● TASK DETAILS
Read through the lines below for the string "HTML" and copy each one that has it.

(Items from an interface collection)
---*---
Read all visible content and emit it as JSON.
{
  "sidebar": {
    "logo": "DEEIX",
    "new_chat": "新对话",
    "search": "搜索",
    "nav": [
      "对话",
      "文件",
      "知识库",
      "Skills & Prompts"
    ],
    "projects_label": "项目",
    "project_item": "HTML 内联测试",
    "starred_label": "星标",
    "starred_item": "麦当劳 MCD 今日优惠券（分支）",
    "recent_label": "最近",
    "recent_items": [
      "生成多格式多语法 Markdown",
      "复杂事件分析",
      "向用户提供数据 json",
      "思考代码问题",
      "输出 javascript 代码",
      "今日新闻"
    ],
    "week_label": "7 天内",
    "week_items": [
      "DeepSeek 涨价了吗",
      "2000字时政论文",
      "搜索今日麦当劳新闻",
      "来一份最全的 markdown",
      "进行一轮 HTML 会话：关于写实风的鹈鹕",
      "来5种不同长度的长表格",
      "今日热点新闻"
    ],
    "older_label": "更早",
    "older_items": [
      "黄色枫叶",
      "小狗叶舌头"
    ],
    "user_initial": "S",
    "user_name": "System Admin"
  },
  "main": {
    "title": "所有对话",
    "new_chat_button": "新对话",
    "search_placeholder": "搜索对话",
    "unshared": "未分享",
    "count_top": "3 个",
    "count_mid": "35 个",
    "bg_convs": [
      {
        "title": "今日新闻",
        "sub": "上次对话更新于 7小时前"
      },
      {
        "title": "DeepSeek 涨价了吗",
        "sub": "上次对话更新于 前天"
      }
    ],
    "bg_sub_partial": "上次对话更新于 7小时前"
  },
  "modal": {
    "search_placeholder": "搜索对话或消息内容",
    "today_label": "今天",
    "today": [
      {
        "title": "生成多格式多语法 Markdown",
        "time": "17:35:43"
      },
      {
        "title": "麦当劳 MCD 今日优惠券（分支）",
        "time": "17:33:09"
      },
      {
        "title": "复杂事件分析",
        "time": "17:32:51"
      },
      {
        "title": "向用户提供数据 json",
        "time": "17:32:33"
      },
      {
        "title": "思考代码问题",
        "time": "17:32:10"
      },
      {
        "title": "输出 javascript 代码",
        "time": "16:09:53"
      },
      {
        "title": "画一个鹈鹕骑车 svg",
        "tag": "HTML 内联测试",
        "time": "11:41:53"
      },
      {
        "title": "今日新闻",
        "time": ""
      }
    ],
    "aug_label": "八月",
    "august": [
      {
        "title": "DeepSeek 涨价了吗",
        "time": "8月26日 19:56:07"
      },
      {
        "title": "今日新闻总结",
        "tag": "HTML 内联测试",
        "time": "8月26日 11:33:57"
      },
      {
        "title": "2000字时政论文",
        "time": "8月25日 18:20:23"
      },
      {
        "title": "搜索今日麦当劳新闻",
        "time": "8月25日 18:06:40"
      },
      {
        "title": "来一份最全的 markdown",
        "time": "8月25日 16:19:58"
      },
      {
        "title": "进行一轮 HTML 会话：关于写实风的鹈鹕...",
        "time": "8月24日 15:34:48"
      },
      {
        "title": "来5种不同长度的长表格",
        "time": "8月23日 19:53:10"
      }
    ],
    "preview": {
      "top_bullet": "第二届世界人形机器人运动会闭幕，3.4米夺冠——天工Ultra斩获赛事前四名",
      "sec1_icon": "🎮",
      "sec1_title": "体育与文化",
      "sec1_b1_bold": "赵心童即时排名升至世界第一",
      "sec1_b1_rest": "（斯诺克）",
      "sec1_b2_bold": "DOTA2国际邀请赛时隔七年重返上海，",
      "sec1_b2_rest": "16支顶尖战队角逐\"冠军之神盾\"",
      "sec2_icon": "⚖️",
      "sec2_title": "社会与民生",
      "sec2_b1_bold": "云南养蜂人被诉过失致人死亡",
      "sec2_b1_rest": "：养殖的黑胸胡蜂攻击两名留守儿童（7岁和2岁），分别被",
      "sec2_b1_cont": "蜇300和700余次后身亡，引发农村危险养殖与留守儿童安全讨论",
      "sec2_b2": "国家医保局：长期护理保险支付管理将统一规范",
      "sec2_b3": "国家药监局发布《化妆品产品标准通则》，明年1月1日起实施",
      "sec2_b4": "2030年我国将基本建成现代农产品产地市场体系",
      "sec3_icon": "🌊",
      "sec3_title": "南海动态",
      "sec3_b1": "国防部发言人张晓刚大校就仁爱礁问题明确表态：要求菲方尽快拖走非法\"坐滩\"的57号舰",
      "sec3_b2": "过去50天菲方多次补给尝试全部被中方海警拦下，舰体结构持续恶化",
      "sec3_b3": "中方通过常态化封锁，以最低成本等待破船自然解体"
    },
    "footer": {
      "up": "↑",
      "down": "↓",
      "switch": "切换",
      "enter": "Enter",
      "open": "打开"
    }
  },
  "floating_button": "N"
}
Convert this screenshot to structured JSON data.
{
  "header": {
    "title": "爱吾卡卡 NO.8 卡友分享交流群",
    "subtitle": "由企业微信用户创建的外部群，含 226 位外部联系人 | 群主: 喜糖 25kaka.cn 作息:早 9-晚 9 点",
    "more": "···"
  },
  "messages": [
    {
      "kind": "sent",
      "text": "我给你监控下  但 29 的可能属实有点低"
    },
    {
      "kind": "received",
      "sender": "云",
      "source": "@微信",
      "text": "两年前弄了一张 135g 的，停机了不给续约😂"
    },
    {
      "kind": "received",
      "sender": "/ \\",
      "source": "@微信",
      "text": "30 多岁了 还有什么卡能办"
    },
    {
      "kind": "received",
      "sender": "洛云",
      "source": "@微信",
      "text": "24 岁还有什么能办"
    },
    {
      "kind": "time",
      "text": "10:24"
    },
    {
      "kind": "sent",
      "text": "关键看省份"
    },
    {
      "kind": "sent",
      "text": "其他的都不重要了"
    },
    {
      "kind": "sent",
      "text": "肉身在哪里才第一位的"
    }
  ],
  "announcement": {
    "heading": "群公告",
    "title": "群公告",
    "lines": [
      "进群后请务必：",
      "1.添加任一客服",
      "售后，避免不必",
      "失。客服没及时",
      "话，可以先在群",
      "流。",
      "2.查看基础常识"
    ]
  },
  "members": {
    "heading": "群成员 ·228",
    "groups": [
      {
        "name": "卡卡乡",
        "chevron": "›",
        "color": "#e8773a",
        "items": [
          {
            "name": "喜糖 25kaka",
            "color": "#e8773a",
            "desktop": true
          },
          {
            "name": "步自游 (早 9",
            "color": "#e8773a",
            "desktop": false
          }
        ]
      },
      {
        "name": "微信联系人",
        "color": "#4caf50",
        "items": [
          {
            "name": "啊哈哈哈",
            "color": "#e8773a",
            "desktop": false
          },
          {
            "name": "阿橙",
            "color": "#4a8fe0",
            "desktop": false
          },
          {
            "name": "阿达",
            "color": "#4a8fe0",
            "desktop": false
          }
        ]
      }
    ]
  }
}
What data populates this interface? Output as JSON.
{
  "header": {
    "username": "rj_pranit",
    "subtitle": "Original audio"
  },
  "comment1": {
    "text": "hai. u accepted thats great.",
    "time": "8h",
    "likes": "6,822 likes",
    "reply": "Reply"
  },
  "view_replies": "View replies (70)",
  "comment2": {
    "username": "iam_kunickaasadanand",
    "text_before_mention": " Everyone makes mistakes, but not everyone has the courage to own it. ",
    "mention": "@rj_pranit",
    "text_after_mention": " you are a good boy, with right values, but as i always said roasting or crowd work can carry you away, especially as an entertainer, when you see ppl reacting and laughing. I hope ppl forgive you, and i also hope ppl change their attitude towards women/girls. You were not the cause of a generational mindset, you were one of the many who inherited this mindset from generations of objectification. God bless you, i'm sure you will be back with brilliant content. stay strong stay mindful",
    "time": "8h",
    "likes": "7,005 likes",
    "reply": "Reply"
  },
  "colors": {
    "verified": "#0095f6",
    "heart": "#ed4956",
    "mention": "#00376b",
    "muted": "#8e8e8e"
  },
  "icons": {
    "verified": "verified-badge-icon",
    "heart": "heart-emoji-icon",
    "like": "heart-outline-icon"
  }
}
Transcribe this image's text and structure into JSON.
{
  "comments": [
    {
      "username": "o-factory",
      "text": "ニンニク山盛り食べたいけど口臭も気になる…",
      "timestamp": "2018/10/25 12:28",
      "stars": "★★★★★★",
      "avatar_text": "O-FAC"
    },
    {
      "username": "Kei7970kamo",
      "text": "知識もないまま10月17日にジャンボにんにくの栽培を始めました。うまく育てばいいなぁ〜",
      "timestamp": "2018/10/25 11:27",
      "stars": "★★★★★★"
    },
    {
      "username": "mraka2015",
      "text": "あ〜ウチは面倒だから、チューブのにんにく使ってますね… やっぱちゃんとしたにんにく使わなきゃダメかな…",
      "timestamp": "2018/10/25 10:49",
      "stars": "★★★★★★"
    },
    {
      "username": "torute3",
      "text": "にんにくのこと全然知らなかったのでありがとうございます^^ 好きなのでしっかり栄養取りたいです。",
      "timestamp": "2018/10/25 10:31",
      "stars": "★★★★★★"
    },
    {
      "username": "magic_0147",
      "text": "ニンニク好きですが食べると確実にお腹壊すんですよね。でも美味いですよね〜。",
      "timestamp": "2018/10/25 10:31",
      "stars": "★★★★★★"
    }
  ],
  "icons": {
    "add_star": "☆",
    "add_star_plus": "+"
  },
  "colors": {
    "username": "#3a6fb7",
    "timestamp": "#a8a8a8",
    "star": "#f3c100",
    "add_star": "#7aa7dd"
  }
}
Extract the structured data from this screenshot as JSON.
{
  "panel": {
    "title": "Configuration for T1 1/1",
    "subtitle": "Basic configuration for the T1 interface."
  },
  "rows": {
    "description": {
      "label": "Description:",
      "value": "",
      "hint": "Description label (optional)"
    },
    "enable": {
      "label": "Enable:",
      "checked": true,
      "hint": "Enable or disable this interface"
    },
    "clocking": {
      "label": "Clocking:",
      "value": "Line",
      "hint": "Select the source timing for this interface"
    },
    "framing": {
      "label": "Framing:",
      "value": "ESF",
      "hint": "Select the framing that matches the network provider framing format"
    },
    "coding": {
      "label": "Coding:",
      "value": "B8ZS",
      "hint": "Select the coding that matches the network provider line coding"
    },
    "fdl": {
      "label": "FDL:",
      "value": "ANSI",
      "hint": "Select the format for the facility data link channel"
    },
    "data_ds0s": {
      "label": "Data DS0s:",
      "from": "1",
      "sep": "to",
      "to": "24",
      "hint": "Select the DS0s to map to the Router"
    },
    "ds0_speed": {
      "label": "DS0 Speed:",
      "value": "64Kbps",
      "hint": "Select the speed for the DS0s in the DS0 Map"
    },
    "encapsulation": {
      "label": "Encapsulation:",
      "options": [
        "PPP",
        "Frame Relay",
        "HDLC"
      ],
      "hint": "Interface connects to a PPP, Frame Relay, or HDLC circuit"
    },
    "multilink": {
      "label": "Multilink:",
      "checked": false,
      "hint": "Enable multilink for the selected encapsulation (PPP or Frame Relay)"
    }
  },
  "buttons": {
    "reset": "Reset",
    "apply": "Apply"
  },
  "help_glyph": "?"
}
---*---
● RESULT OF THIS EXERCISE
    "project_item": "HTML 内联测试",
      "进行一轮 HTML 会话：关于写实风的鹈鹕",
        "tag": "HTML 内联测试",
        "tag": "HTML 内联测试",
        "title": "进行一轮 HTML 会话：关于写实风的鹈鹕...",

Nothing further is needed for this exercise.